The Brief: Law School News and Events

Wall Street's 'Trauma Surgeon' Sees Risk in New Banking Regulations

H. Rodgin Cohen, a top counselor to major financial firms, suggests that the government's response to the worst financial crisis since the Great Depression was compulsory but laden with flaws.

Described as the "trauma surgeon on Wall Street," Cohen, a partner and senior chairman at Sullivan & Cromwell LLP, said during the ILE Law and Entrepreneurship Lecture that there has been a "transformative pendulum swing" in the government's supervision of major financial institutions.

"The new supervisory regime for financial institutions is more prescriptive, more proscriptive, intrusive, and less flexible and predictable," said Cohen, whose clients have included Fannie Mae, Lehman Brothers, Wachovia, Barclays PLC, AIG, J.P. Morgan Chase & Co. and Goldman Sachs. "Capital standards are being sharply raised, specific liquidity requirements are being imposed, and examinations are more frequent and more extensive."

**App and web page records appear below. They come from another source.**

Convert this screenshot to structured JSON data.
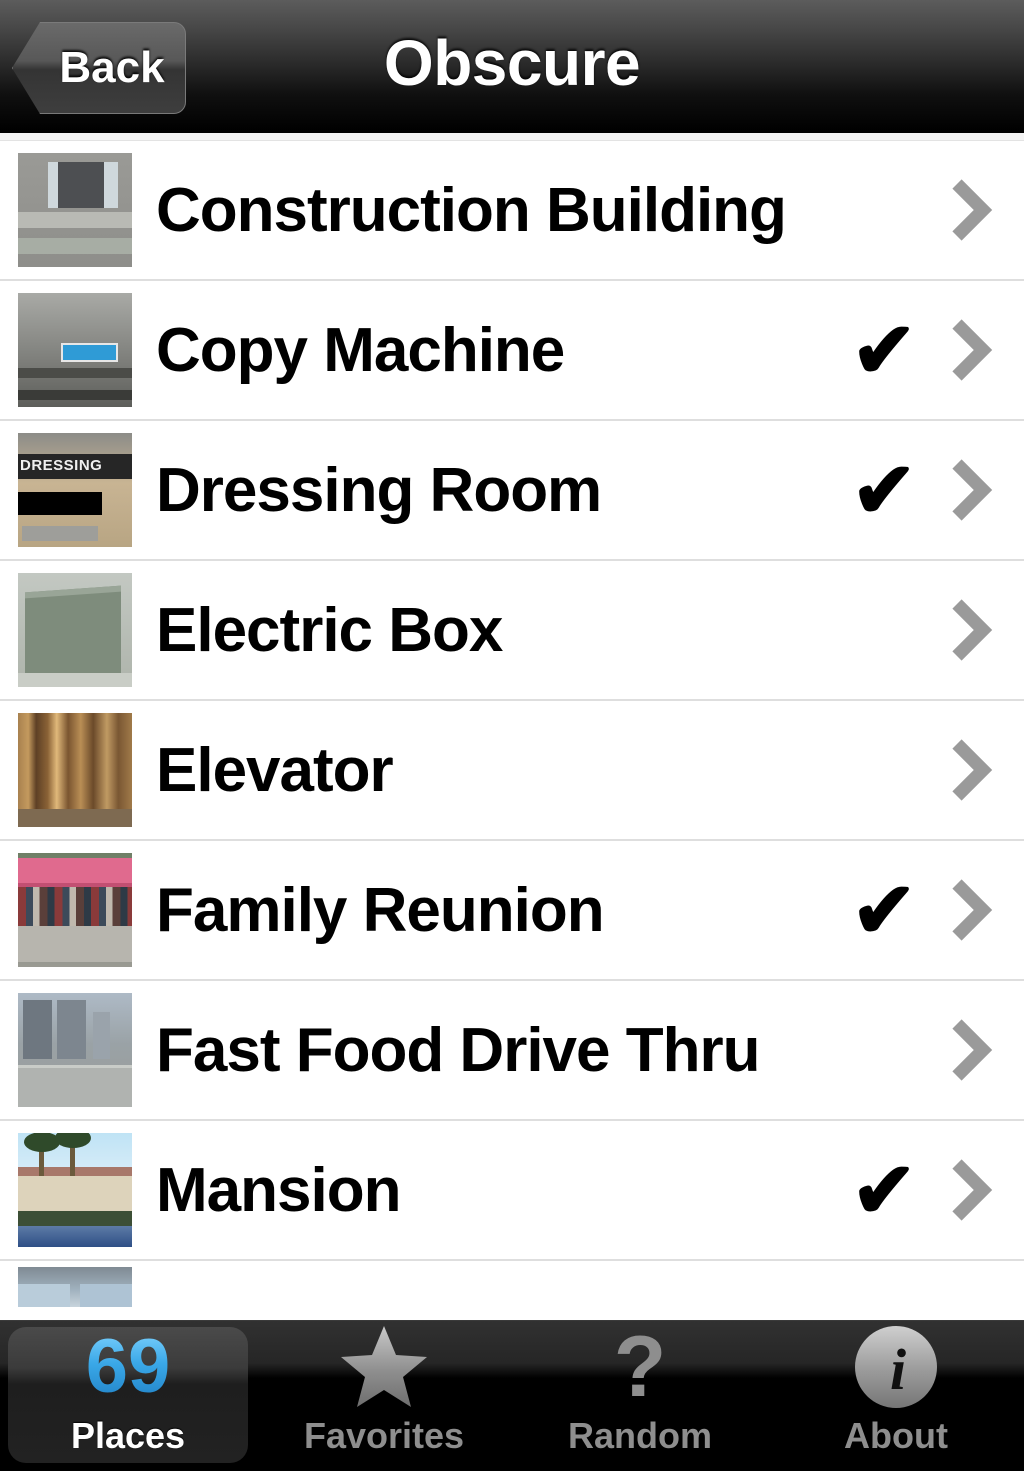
{
  "navbar": {
    "back_label": "Back",
    "title": "Obscure"
  },
  "list": {
    "rows": [
      {
        "title": "Construction Building",
        "checked": false,
        "checkmark": "✔",
        "chevron": "›",
        "thumb": "construction-building-thumbnail"
      },
      {
        "title": "Copy Machine",
        "checked": true,
        "checkmark": "✔",
        "chevron": "›",
        "thumb": "copy-machine-thumbnail"
      },
      {
        "title": "Dressing Room",
        "checked": true,
        "checkmark": "✔",
        "chevron": "›",
        "thumb": "dressing-room-thumbnail",
        "thumb_sign_text": "DRESSING"
      },
      {
        "title": "Electric Box",
        "checked": false,
        "checkmark": "✔",
        "chevron": "›",
        "thumb": "electric-box-thumbnail"
      },
      {
        "title": "Elevator",
        "checked": false,
        "checkmark": "✔",
        "chevron": "›",
        "thumb": "elevator-thumbnail"
      },
      {
        "title": "Family Reunion",
        "checked": true,
        "checkmark": "✔",
        "chevron": "›",
        "thumb": "family-reunion-thumbnail"
      },
      {
        "title": "Fast Food Drive Thru",
        "checked": false,
        "checkmark": "✔",
        "chevron": "›",
        "thumb": "fast-food-drive-thru-thumbnail"
      },
      {
        "title": "Mansion",
        "checked": true,
        "checkmark": "✔",
        "chevron": "›",
        "thumb": "mansion-thumbnail"
      }
    ]
  },
  "tabbar": {
    "tabs": [
      {
        "label": "Places",
        "icon": "count-badge",
        "badge": "69",
        "active": true
      },
      {
        "label": "Favorites",
        "icon": "star-icon",
        "badge": "",
        "active": false
      },
      {
        "label": "Random",
        "icon": "question-mark-icon",
        "badge": "?",
        "active": false
      },
      {
        "label": "About",
        "icon": "info-circle-icon",
        "badge": "",
        "active": false
      }
    ]
  },
  "colors": {
    "accent_blue": "#3aa8e8",
    "chevron_gray": "#9a9a9a",
    "inactive_tab_gray": "#8e8e8e",
    "separator": "#dedede",
    "nav_bottom": "#000000"
  }
}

Reducing the risk of the U.S. banking system means less reward, Cohen cautioned. He predicts that new liquidity requirements will drive down net interest income and debt costs will increase.

Cohen said the Dodd-Frank Act assumes that "big is bad." Provisions like the Lincoln Amendment and the Volcker Rule were written in to prohibit banks from engaging in proprietary trading and derivative activities. Cohen, however, believes that there is not enough evidence to link these practices to the collapse of any bank. Further, he said, legislators did not think through the impact of their actions on bank profits and liquidity.

"More seriously, these activities are not going to be discontinued," Cohen said. "Maybe in banks, but they will migrate over to the unregulated sector, the so-called shadow banking system, where they will continue without oversight or transparency."

While the Dodd-Frank Act generally works well for U.S. banks, it fails to protect native banks that have operations overseas or foreign banks that conduct business in the U.S., Cohen noted. Consequently, Cohen said "ringfencing" has become increasingly popular. Ringfencing occurs when countries regulate foreign banks as if they were freestanding entities, resulting in higher capital and liquidity requirements and less-flexible customer support.

"Every time you take any institution and put it in silos there is greater risk," Cohen said.

"This practice constitutes a form of protectionism that is inimical to the free flow of funds and global banking and is likely to encourage other protectionist measures. If this process continues, we might look back 25 or 30 years from now and say this was really the Hawley-Smoot Tariff of the first part of this century."